# [Assignment]
A faithful copy of the entries is required, with no images in it.

Top of Input data

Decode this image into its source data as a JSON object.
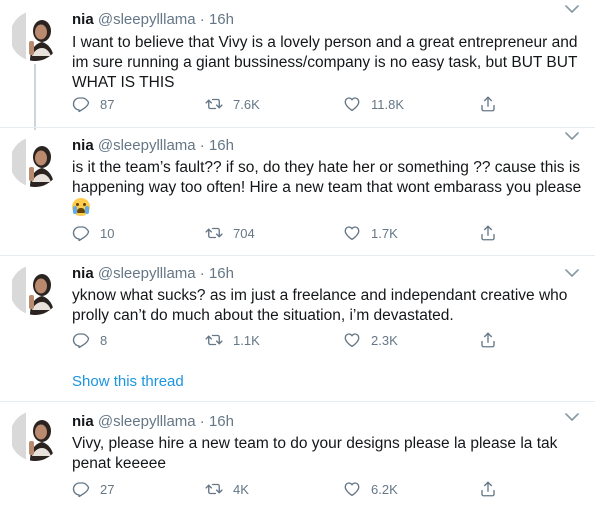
{
  "colors": {
    "accent": "#1b95e0",
    "secondary_text": "#657786",
    "divider": "#e6ecf0"
  },
  "tweets": [
    {
      "name": "nia",
      "handle": "@sleepylllama",
      "dot": "·",
      "time": "16h",
      "text": "I want to believe that Vivy is a lovely person and a great entrepreneur and im sure running a giant bussiness/company is no easy task, but BUT BUT WHAT IS THIS",
      "replies": "87",
      "retweets": "7.6K",
      "likes": "11.8K"
    },
    {
      "name": "nia",
      "handle": "@sleepylllama",
      "dot": "·",
      "time": "16h",
      "text": "is it the team’s fault?? if so, do they hate her or something ?? cause this is happening way too often! Hire a new team that wont embarass you please",
      "emoji": "loudly-crying-face",
      "replies": "10",
      "retweets": "704",
      "likes": "1.7K"
    },
    {
      "name": "nia",
      "handle": "@sleepylllama",
      "dot": "·",
      "time": "16h",
      "text": "yknow what sucks? as im just a freelance and independant creative who prolly can’t do much about the situation, i’m devastated.",
      "replies": "8",
      "retweets": "1.1K",
      "likes": "2.3K"
    },
    {
      "name": "nia",
      "handle": "@sleepylllama",
      "dot": "·",
      "time": "16h",
      "text": "Vivy, please hire a new team to do your designs please la please la tak penat keeeee",
      "replies": "27",
      "retweets": "4K",
      "likes": "6.2K"
    }
  ],
  "show_thread": "Show this thread"
}
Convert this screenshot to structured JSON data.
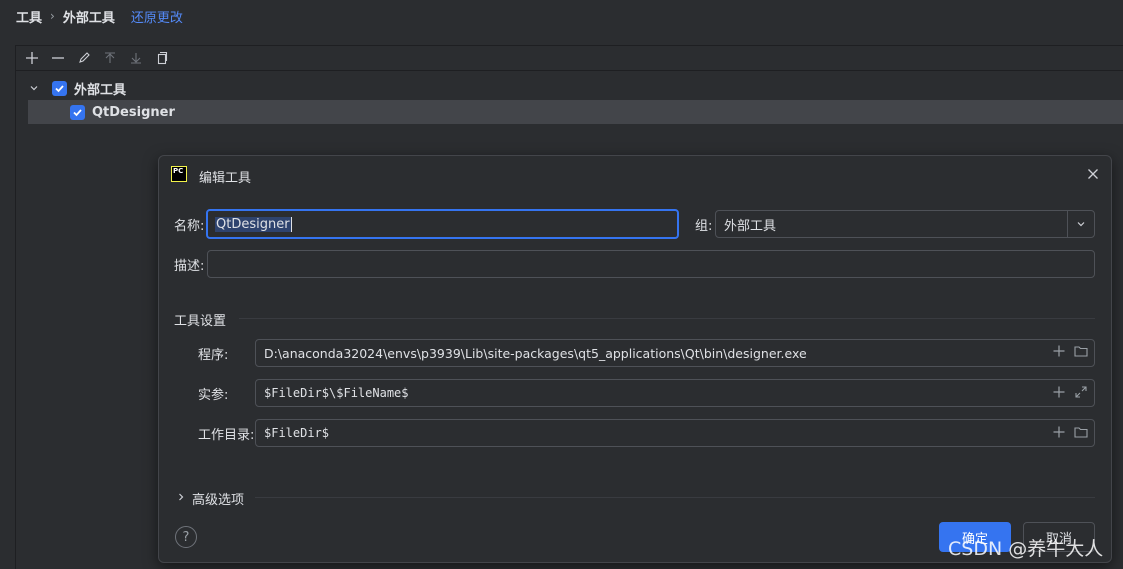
{
  "breadcrumb": {
    "root": "工具",
    "current": "外部工具",
    "revert_link": "还原更改"
  },
  "tree": {
    "group_label": "外部工具",
    "item_label": "QtDesigner"
  },
  "dialog": {
    "title": "编辑工具",
    "logo_text": "PC",
    "name_label": "名称:",
    "name_value": "QtDesigner",
    "group_label": "组:",
    "group_value": "外部工具",
    "desc_label": "描述:",
    "desc_value": "",
    "tool_settings_header": "工具设置",
    "program_label": "程序:",
    "program_value": "D:\\anaconda32024\\envs\\p3939\\Lib\\site-packages\\qt5_applications\\Qt\\bin\\designer.exe",
    "args_label": "实参:",
    "args_value": "$FileDir$\\$FileName$",
    "workdir_label": "工作目录:",
    "workdir_value": "$FileDir$",
    "advanced_label": "高级选项",
    "ok_label": "确定",
    "cancel_label": "取消",
    "help_label": "?"
  },
  "watermark": "CSDN @养牛大人",
  "colors": {
    "accent": "#3574f0",
    "link": "#548af7",
    "background": "#2b2d30"
  }
}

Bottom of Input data

# [Response to this task]
Decode this image into its source data as a JSON object.
{
  "colors": {
    "accent": "#1b95e0",
    "secondary_text": "#657786",
    "divider": "#e6ecf0"
  },
  "tweets": [
    {
      "name": "nia",
      "handle": "@sleepylllama",
      "dot": "·",
      "time": "16h",
      "text": "I want to believe that Vivy is a lovely person and a great entrepreneur and im sure running a giant bussiness/company is no easy task, but BUT BUT WHAT IS THIS",
      "replies": "87",
      "retweets": "7.6K",
      "likes": "11.8K"
    },
    {
      "name": "nia",
      "handle": "@sleepylllama",
      "dot": "·",
      "time": "16h",
      "text": "is it the team’s fault?? if so, do they hate her or something ?? cause this is happening way too often! Hire a new team that wont embarass you please",
      "emoji": "loudly-crying-face",
      "replies": "10",
      "retweets": "704",
      "likes": "1.7K"
    },
    {
      "name": "nia",
      "handle": "@sleepylllama",
      "dot": "·",
      "time": "16h",
      "text": "yknow what sucks? as im just a freelance and independant creative who prolly can’t do much about the situation, i’m devastated.",
      "replies": "8",
      "retweets": "1.1K",
      "likes": "2.3K"
    },
    {
      "name": "nia",
      "handle": "@sleepylllama",
      "dot": "·",
      "time": "16h",
      "text": "Vivy, please hire a new team to do your designs please la please la tak penat keeeee",
      "replies": "27",
      "retweets": "4K",
      "likes": "6.2K"
    }
  ],
  "show_thread": "Show this thread"
}
Convert this screenshot to structured JSON data.
{
  "breadcrumb": {
    "root": "工具",
    "current": "外部工具",
    "revert_link": "还原更改"
  },
  "tree": {
    "group_label": "外部工具",
    "item_label": "QtDesigner"
  },
  "dialog": {
    "title": "编辑工具",
    "logo_text": "PC",
    "name_label": "名称:",
    "name_value": "QtDesigner",
    "group_label": "组:",
    "group_value": "外部工具",
    "desc_label": "描述:",
    "desc_value": "",
    "tool_settings_header": "工具设置",
    "program_label": "程序:",
    "program_value": "D:\\anaconda32024\\envs\\p3939\\Lib\\site-packages\\qt5_applications\\Qt\\bin\\designer.exe",
    "args_label": "实参:",
    "args_value": "$FileDir$\\$FileName$",
    "workdir_label": "工作目录:",
    "workdir_value": "$FileDir$",
    "advanced_label": "高级选项",
    "ok_label": "确定",
    "cancel_label": "取消",
    "help_label": "?"
  },
  "watermark": "CSDN @养牛大人",
  "colors": {
    "accent": "#3574f0",
    "link": "#548af7",
    "background": "#2b2d30"
  }
}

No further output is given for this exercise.